Tim: It's kind of interesting to look at. We see ourselves as a service provider. So I never know whether to talk about these things as being products, services, or what. There's a kind of narrow line between all of these. When you're talking about, effectively, a cloud-based service. What we've really talked about so far and where we've built our business is the role of providing access to information about numbers. Hopefully, that's fairly clear from what we've talked about, but this is kind of continuing to develop as we add more data sets and more data sources. But we're also seeing sort of almost a different role in terms of a different service to some of our customers, which I’d describe more as hosting. Where it might be their data that they wish to make accessible, or they wish to integrate with other data sets that we might have. So that's kind of one area that we've seen in not just collecting data or aggregating data and making it accessible to people, but also hosting private data, which may then make up part of the service.
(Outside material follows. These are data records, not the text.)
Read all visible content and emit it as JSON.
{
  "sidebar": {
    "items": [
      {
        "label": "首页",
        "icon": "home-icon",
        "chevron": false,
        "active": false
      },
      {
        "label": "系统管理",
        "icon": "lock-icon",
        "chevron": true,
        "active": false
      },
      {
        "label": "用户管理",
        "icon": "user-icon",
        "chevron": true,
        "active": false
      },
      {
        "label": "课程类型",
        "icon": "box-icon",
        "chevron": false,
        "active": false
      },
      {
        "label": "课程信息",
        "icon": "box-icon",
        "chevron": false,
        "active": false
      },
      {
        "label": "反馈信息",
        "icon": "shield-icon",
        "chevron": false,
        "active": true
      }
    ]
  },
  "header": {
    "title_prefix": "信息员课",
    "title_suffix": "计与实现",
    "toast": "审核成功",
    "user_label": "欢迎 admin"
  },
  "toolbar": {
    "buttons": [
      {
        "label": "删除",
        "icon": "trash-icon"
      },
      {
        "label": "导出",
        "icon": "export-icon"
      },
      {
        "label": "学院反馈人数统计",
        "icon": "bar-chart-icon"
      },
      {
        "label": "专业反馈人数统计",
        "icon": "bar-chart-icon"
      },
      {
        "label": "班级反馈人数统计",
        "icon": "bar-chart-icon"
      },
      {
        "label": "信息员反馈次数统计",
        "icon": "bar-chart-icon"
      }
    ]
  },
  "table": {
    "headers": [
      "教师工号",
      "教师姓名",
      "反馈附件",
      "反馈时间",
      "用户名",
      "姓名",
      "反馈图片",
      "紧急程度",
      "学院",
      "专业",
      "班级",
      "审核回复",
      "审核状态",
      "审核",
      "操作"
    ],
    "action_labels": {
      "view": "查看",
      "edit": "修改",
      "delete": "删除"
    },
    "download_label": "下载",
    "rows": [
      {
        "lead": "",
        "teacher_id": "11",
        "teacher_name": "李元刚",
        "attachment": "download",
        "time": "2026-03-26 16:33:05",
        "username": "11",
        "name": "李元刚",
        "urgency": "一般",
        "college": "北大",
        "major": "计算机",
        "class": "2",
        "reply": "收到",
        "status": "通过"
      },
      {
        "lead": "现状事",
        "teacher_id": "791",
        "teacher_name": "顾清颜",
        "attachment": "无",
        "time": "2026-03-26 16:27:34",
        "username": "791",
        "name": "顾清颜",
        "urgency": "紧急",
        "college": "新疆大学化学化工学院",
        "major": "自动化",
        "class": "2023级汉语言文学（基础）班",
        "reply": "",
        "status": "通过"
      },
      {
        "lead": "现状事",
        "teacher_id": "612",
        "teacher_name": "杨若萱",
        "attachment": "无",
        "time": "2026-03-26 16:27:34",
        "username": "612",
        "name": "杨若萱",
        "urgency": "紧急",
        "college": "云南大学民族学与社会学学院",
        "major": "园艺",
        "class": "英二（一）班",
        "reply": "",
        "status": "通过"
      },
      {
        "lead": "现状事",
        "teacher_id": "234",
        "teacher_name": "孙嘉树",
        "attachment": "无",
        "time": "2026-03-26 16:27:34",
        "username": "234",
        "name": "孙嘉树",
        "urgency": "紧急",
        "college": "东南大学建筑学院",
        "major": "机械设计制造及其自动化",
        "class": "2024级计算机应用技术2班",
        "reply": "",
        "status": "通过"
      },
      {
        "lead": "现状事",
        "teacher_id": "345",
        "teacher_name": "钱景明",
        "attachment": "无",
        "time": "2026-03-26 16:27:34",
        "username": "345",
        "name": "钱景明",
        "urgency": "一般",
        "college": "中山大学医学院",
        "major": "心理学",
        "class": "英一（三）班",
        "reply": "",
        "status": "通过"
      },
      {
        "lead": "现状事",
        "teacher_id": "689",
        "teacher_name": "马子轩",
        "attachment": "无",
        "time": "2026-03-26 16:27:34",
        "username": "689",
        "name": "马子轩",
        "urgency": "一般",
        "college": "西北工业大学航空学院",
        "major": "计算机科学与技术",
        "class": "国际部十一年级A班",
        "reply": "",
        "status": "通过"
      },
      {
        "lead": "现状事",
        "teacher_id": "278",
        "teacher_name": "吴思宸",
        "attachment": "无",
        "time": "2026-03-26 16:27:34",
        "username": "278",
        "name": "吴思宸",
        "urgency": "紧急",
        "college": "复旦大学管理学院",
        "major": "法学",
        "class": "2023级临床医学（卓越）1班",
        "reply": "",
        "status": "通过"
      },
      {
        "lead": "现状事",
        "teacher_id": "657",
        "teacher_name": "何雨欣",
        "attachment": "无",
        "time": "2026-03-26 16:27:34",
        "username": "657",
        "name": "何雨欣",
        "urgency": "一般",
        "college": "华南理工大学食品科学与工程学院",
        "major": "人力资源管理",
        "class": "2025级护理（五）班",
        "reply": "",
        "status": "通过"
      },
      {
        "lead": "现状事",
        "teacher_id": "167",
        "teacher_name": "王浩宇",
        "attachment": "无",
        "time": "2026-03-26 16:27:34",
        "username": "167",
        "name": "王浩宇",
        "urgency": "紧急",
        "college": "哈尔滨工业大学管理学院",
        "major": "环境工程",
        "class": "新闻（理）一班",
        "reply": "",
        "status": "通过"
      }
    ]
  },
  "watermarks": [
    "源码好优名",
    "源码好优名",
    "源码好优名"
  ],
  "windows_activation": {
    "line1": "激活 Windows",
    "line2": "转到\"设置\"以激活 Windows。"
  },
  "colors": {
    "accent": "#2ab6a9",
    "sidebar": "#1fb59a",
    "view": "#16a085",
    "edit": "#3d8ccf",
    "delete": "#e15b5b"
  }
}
And that extends on to another area, in really offering some of our customers the ability to build their own service, really customize services using our global platform, which you might describe as a managed service. They might have their own data sources, so it might be sources, and they might want to use some sources which would be different from the sources we would use for exactly that same area. So we kind of end up with what we're doing today, which is very much access to data sets and those attributes of those data sets, but then that shifts to hosting and integrating customer data sets into our own. And then the third area is in providing managed services where we're building almost customized services for individual customers. So those are the areas where we're really developing our portfolio of capabilities and working directly with our customers.
Neil: Final question. Do you foresee any tech developments within your partnerships in the near future?
Tim: A partner program is really put in place to support our customer's platform providers. So those platforms will have been chosen by the customers, and our job is very much to help them integrate our data into those solutions. So there's a lot of that partner activity going on in the background. It's kind of interesting. The announcements tend to be rather hidden by what each individual customer is doing with their own platform provider. But you may see announcements coming out over this next year concerning new data sets, and particularly, I talked about DNO earlier on and also the availability of our services being integrated directly into messaging platforms, where they're really being offered as a platform. So this whole area of communications platforms as a service, CPAs, is a strongly growing trend in putting power into the hands of the end user to develop their own services. They need the data as well as the platform. So it's been an interesting development of those relationships to more closely build the data sets and work with the platform providers to ensure that those can be consumed in the easiest possible way.